Trash Talk are inciting a riot wherever they go.

Sacramento’s hardcore four are inciting a riot wherever they go.

“This is one of the only things in the world that I know I’m good at,” laughs Trash Talk drummer Sam Bosson in between mouthfuls of eggs Benedict. “Like, I can’t do math. I’m not a very good writer. This is the only thing that really makes me happy.”

You might expect the four Californians to be a little downbeat. We’re sitting having breakfast in a gaudy American-style diner in London and tonight is their last show of the year. The hardcore four-piece have been running circles around the globe with their new self-released record Eyes & Nines – produced by Joby J. Ford of The Bronx – and have spent little more than a week in their native “best coast” since we last hung out in August.

“We get tired but it’s fun,” says bassist and songwriter Spencer Pollard. “We get to travel the world as four best friends who have kind of become more than best friends…” Sam chips in: “It’s what I’ve always wanted to do – be in a punk band and tour the world. It’s like the coolest thing ever.”

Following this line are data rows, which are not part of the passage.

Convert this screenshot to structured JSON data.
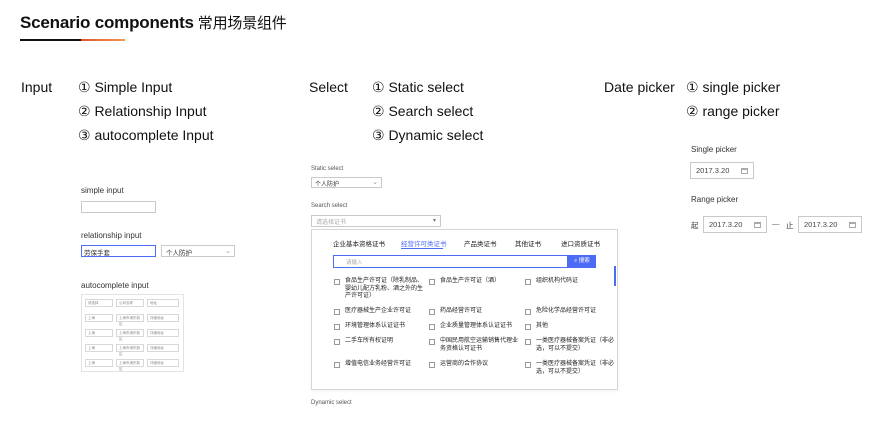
{
  "header": {
    "title_en": "Scenario components",
    "title_cn": "常用场景组件"
  },
  "input_section": {
    "category": "Input",
    "items": [
      "① Simple Input",
      "② Relationship Input",
      "③ autocomplete Input"
    ],
    "simple_label": "simple input",
    "relationship_label": "relationship input",
    "relationship_value": "劳保手套",
    "relationship_select": "个人防护",
    "autocomplete_label": "autocomplete input",
    "autocomplete_rows": [
      [
        "请选择",
        "公司名称",
        "地址"
      ],
      [
        "上海",
        "上海市浦东新区",
        "详细地址"
      ],
      [
        "上海",
        "上海市浦东新区",
        "详细地址"
      ],
      [
        "上海",
        "上海市浦东新区",
        "详细地址"
      ],
      [
        "上海",
        "上海市浦东新区",
        "详细地址"
      ]
    ]
  },
  "select_section": {
    "category": "Select",
    "items": [
      "① Static select",
      "② Search select",
      "③ Dynamic select"
    ],
    "static_label": "Static select",
    "static_value": "个人防护",
    "search_label": "Search select",
    "search_placeholder": "请选择证书",
    "dropdown_tabs": [
      "企业基本资格证书",
      "经营许可类证书",
      "产品类证书",
      "其他证书",
      "进口资质证书"
    ],
    "search_input_placeholder": "请输入",
    "search_button": "搜索",
    "options": [
      [
        "食品生产许可证（除乳制品、婴幼儿配方乳粉、酒之外的生产许可证）",
        "食品生产许可证（酒）",
        "组织机构代码证"
      ],
      [
        "医疗器械生产企业许可证",
        "药品经营许可证",
        "危险化学品经营许可证"
      ],
      [
        "环境管理体系认证证书",
        "企业质量管理体系认证证书",
        "其他"
      ],
      [
        "二手车所有权证明",
        "中国民用航空运输销售代理业务资格认可证书",
        "一类医疗器械备案凭证（非必选，可以不提交）"
      ],
      [
        "增值电信业务经营许可证",
        "运营商的合作协议",
        "一类医疗器械备案凭证（非必选，可以不提交）"
      ]
    ],
    "dynamic_label": "Dynamic select"
  },
  "date_section": {
    "category": "Date picker",
    "items": [
      "① single picker",
      "② range picker"
    ],
    "single_label": "Single picker",
    "single_value": "2017.3.20",
    "range_label": "Range picker",
    "range_start_prefix": "起",
    "range_start": "2017.3.20",
    "range_sep": "—",
    "range_end_prefix": "止",
    "range_end": "2017.3.20"
  },
  "colors": {
    "accent_blue": "#4d6cf5",
    "accent_orange": "#e0552b",
    "text_dark": "#111111",
    "border": "#c9c9c9"
  }
}
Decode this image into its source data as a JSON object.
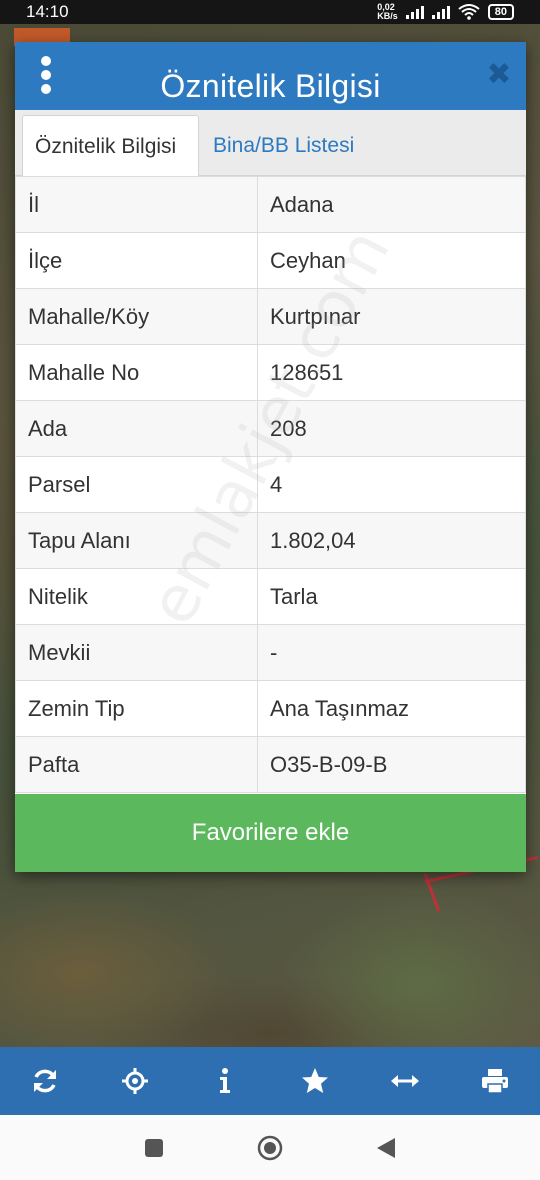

And tour the world they do. From California to Boston, Germany to Japan, Australia to London and everywhere in between, Trash Talk have slept on floors, pissed-off stage managers and inspired kids from every corner to lose their fucking minds. “I think it’s a release,” reflects Spencer who says his lyrics are inspired by sci-fi imagery and the end of the world, which is “cool to think about”. Sam explains: “When we get on stage it’s like everything is pushed aside… The mood changes one hundred per cent… For me, it’s kind of primal.”

At the show later, singer Lee Spielman frontflips off speakers, hangs like a bat from ceiling beams and mounts the bar while his fans fly like rockets into, onto and off of everything. “It’s like, ‘Let’s go as hard as we can,’” says Spencer. “Whatever comes out, is what comes out.” Their frenetic energy is infectious and they inspire the crowd to tap into their own latent frustrations with Lee growling, “The thing about fear is, most of us don’t feel it enough.”

They may insist “we’re not doing anything extraordinary,” but they’re definitely not your average hardcore band. As individuals they are distinctive – Spencer met Lee “jumping off beds and shit in a hotel room” and says if you met guitarist Garrett Stevenson on his own “he probably wouldn’t say anything” – and as a collective they’ve garnered an eclectic fan-base, with aficionados transgressing scenes, ages, ethnicities and gender.

“I don’t think we’d be what we are if it wasn’t for the kids who come and lose their minds with us,” says Sam about the motley crowd of supporters that turn up at each show. “When it’s a good show, we feed off that. We go crazier.” And with plans to tour Mexico, South America, China, Iceland and Southern Asia in the near future, shit is about to get a whole lot crazier indeed.